- Task inputs -
+++

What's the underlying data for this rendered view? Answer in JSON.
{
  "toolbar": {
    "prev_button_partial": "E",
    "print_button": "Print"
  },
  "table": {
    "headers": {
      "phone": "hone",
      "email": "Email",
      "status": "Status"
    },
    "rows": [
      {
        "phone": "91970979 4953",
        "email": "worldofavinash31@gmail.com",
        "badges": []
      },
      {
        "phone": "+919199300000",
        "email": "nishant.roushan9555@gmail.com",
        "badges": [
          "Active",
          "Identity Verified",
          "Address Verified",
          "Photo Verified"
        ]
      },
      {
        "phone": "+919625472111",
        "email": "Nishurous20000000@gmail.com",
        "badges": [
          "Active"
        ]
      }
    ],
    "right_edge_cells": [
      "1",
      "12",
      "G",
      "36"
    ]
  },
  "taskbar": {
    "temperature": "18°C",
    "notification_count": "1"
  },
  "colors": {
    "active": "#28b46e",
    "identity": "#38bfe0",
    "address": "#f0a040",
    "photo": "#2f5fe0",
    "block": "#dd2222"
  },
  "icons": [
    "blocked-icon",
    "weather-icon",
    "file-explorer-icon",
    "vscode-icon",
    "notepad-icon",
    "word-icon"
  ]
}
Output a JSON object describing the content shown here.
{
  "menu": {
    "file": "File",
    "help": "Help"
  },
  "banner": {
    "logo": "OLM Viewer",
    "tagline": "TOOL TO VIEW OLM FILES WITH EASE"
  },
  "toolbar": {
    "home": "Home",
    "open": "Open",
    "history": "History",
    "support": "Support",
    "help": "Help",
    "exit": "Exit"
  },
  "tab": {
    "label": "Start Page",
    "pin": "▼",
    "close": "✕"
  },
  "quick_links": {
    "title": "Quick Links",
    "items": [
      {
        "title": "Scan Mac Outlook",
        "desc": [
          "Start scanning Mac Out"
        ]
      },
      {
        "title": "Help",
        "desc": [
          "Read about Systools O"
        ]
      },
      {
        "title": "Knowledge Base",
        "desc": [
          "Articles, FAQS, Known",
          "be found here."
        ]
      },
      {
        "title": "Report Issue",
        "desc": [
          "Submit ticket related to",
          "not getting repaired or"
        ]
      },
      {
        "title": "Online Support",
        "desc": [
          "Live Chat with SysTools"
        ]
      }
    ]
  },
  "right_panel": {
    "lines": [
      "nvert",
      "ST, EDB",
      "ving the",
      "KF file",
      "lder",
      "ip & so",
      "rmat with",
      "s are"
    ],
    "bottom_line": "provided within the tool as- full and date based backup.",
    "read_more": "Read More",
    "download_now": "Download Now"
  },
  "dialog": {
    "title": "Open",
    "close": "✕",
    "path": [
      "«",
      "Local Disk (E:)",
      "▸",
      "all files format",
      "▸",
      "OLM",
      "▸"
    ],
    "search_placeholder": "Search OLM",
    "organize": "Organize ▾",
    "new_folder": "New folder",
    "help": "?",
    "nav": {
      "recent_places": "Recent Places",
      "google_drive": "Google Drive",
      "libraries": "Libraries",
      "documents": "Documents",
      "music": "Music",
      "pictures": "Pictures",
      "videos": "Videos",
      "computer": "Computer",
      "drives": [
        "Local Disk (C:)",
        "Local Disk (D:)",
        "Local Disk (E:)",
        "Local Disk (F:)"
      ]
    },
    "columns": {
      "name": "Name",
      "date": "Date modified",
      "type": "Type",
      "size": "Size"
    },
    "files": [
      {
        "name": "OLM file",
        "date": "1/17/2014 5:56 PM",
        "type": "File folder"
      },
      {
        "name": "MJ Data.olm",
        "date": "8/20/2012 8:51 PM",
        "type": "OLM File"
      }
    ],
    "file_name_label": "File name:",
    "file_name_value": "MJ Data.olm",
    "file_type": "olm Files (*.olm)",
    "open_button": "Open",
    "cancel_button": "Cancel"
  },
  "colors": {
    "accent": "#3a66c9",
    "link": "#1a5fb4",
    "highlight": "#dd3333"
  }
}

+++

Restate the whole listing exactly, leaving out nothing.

What's the underlying data for this rendered view? Answer in JSON.
{
  "toolbar": {
    "prev_button_partial": "E",
    "print_button": "Print"
  },
  "table": {
    "headers": {
      "phone": "hone",
      "email": "Email",
      "status": "Status"
    },
    "rows": [
      {
        "phone": "91970979 4953",
        "email": "worldofavinash31@gmail.com",
        "badges": []
      },
      {
        "phone": "+919199300000",
        "email": "nishant.roushan9555@gmail.com",
        "badges": [
          "Active",
          "Identity Verified",
          "Address Verified",
          "Photo Verified"
        ]
      },
      {
        "phone": "+919625472111",
        "email": "Nishurous20000000@gmail.com",
        "badges": [
          "Active"
        ]
      }
    ],
    "right_edge_cells": [
      "1",
      "12",
      "G",
      "36"
    ]
  },
  "taskbar": {
    "temperature": "18°C",
    "notification_count": "1"
  },
  "colors": {
    "active": "#28b46e",
    "identity": "#38bfe0",
    "address": "#f0a040",
    "photo": "#2f5fe0",
    "block": "#dd2222"
  },
  "icons": [
    "blocked-icon",
    "weather-icon",
    "file-explorer-icon",
    "vscode-icon",
    "notepad-icon",
    "word-icon"
  ]
}
Output a JSON object describing the content shown here.
{
  "menu": {
    "file": "File",
    "help": "Help"
  },
  "banner": {
    "logo": "OLM Viewer",
    "tagline": "TOOL TO VIEW OLM FILES WITH EASE"
  },
  "toolbar": {
    "home": "Home",
    "open": "Open",
    "history": "History",
    "support": "Support",
    "help": "Help",
    "exit": "Exit"
  },
  "tab": {
    "label": "Start Page",
    "pin": "▼",
    "close": "✕"
  },
  "quick_links": {
    "title": "Quick Links",
    "items": [
      {
        "title": "Scan Mac Outlook",
        "desc": [
          "Start scanning Mac Out"
        ]
      },
      {
        "title": "Help",
        "desc": [
          "Read about Systools O"
        ]
      },
      {
        "title": "Knowledge Base",
        "desc": [
          "Articles, FAQS, Known",
          "be found here."
        ]
      },
      {
        "title": "Report Issue",
        "desc": [
          "Submit ticket related to",
          "not getting repaired or"
        ]
      },
      {
        "title": "Online Support",
        "desc": [
          "Live Chat with SysTools"
        ]
      }
    ]
  },
  "right_panel": {
    "lines": [
      "nvert",
      "ST, EDB",
      "ving the",
      "KF file",
      "lder",
      "ip & so",
      "rmat with",
      "s are"
    ],
    "bottom_line": "provided within the tool as- full and date based backup.",
    "read_more": "Read More",
    "download_now": "Download Now"
  },
  "dialog": {
    "title": "Open",
    "close": "✕",
    "path": [
      "«",
      "Local Disk (E:)",
      "▸",
      "all files format",
      "▸",
      "OLM",
      "▸"
    ],
    "search_placeholder": "Search OLM",
    "organize": "Organize ▾",
    "new_folder": "New folder",
    "help": "?",
    "nav": {
      "recent_places": "Recent Places",
      "google_drive": "Google Drive",
      "libraries": "Libraries",
      "documents": "Documents",
      "music": "Music",
      "pictures": "Pictures",
      "videos": "Videos",
      "computer": "Computer",
      "drives": [
        "Local Disk (C:)",
        "Local Disk (D:)",
        "Local Disk (E:)",
        "Local Disk (F:)"
      ]
    },
    "columns": {
      "name": "Name",
      "date": "Date modified",
      "type": "Type",
      "size": "Size"
    },
    "files": [
      {
        "name": "OLM file",
        "date": "1/17/2014 5:56 PM",
        "type": "File folder"
      },
      {
        "name": "MJ Data.olm",
        "date": "8/20/2012 8:51 PM",
        "type": "OLM File"
      }
    ],
    "file_name_label": "File name:",
    "file_name_value": "MJ Data.olm",
    "file_type": "olm Files (*.olm)",
    "open_button": "Open",
    "cancel_button": "Cancel"
  },
  "colors": {
    "accent": "#3a66c9",
    "link": "#1a5fb4",
    "highlight": "#dd3333"
  }
}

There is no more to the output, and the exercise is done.